• Keenan Wellar

    I was hoping this story was less about responding to financial pressures and more about responding to a desire to put an end to “facilities” for people with intellectual/developmental disabilities, but it sounds like things are moving in the right direction, even if the motivations are mixed in nature.

  • michael

    Two stories that relate:

    1) Two years ago I served as Coach to a Board President involved in planning a Capital Campaign. As we projected future space needs, trends in work-from-home and technology meant perhaps we didn’t need as many private office spaces as we have today. The plans were reworked to eliminate 1/3 of permanent offices in favor of open area workstations. This reduced total area square footage by 15% and construction costs by 9%.

    2) Two night ago I attended a Board meeting of a large nonprofit which built a huge new facility in the early 90s. Changes in funding (and technology) have reduced staff from 85 to 60, with vast majority of those reductions taking place in program management positions. As a result there is large chunks of unused space in the builiding….space that nonetheless must be maintained, heated, insured, etc.

    Bricks and Mortar are expensive.
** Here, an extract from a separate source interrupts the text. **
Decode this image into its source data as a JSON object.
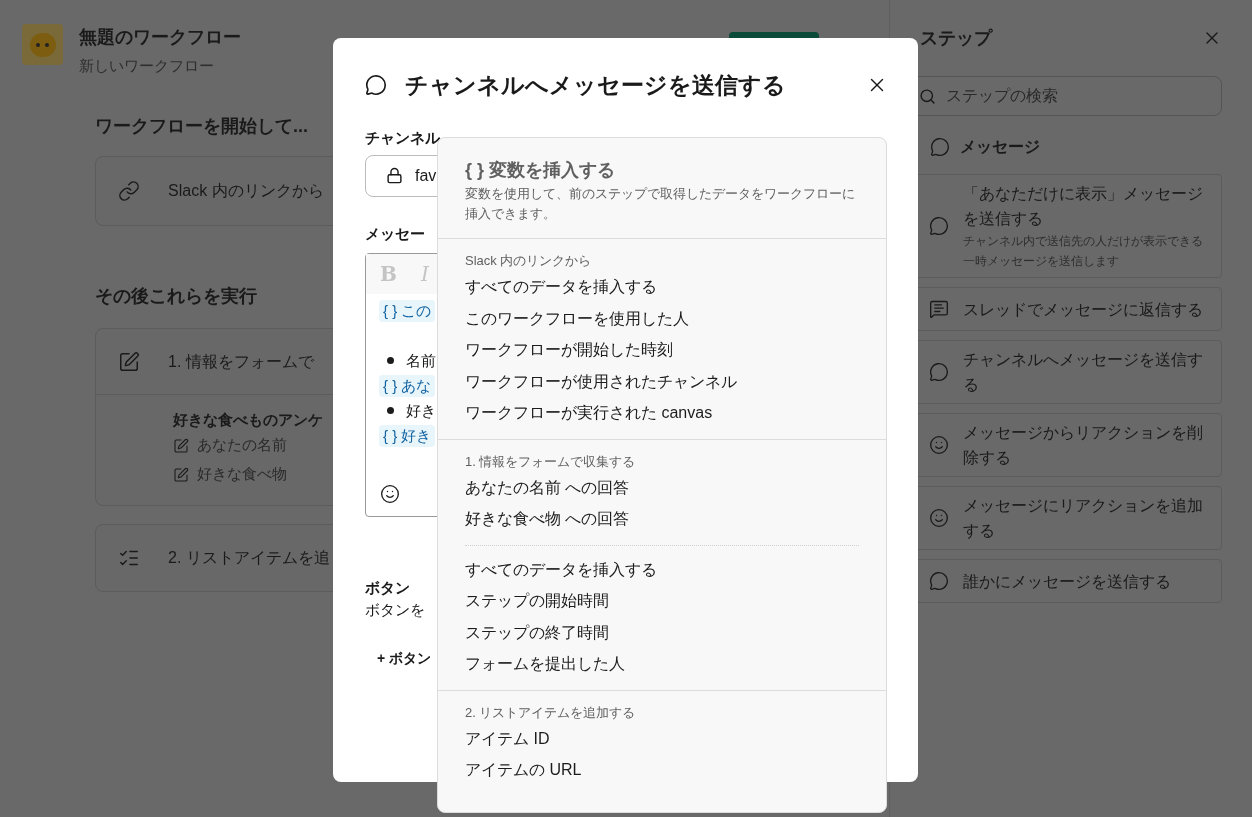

All nonprofit boards should be asking “Do we know enough about the future to invest in ownership, or should we opt for the flexibility of leasing?”